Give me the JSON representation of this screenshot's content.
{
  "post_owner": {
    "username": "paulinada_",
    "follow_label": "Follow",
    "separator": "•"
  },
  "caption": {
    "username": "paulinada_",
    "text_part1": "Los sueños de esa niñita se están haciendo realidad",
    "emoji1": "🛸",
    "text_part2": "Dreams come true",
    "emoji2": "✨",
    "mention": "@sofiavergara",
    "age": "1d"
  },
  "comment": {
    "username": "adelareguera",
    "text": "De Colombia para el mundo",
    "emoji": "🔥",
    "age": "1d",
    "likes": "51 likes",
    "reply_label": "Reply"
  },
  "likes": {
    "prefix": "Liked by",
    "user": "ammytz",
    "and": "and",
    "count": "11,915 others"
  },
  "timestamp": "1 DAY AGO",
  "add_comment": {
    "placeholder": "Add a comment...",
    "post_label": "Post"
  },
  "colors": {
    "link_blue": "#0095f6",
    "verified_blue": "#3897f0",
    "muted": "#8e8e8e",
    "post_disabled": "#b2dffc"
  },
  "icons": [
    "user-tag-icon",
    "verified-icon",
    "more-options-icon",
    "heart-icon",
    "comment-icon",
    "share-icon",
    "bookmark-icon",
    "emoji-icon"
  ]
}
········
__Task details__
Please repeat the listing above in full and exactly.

__Written response__
Give me the JSON representation of this screenshot's content.
{
  "post_owner": {
    "username": "paulinada_",
    "follow_label": "Follow",
    "separator": "•"
  },
  "caption": {
    "username": "paulinada_",
    "text_part1": "Los sueños de esa niñita se están haciendo realidad",
    "emoji1": "🛸",
    "text_part2": "Dreams come true",
    "emoji2": "✨",
    "mention": "@sofiavergara",
    "age": "1d"
  },
  "comment": {
    "username": "adelareguera",
    "text": "De Colombia para el mundo",
    "emoji": "🔥",
    "age": "1d",
    "likes": "51 likes",
    "reply_label": "Reply"
  },
  "likes": {
    "prefix": "Liked by",
    "user": "ammytz",
    "and": "and",
    "count": "11,915 others"
  },
  "timestamp": "1 DAY AGO",
  "add_comment": {
    "placeholder": "Add a comment...",
    "post_label": "Post"
  },
  "colors": {
    "link_blue": "#0095f6",
    "verified_blue": "#3897f0",
    "muted": "#8e8e8e",
    "post_disabled": "#b2dffc"
  },
  "icons": [
    "user-tag-icon",
    "verified-icon",
    "more-options-icon",
    "heart-icon",
    "comment-icon",
    "share-icon",
    "bookmark-icon",
    "emoji-icon"
  ]
}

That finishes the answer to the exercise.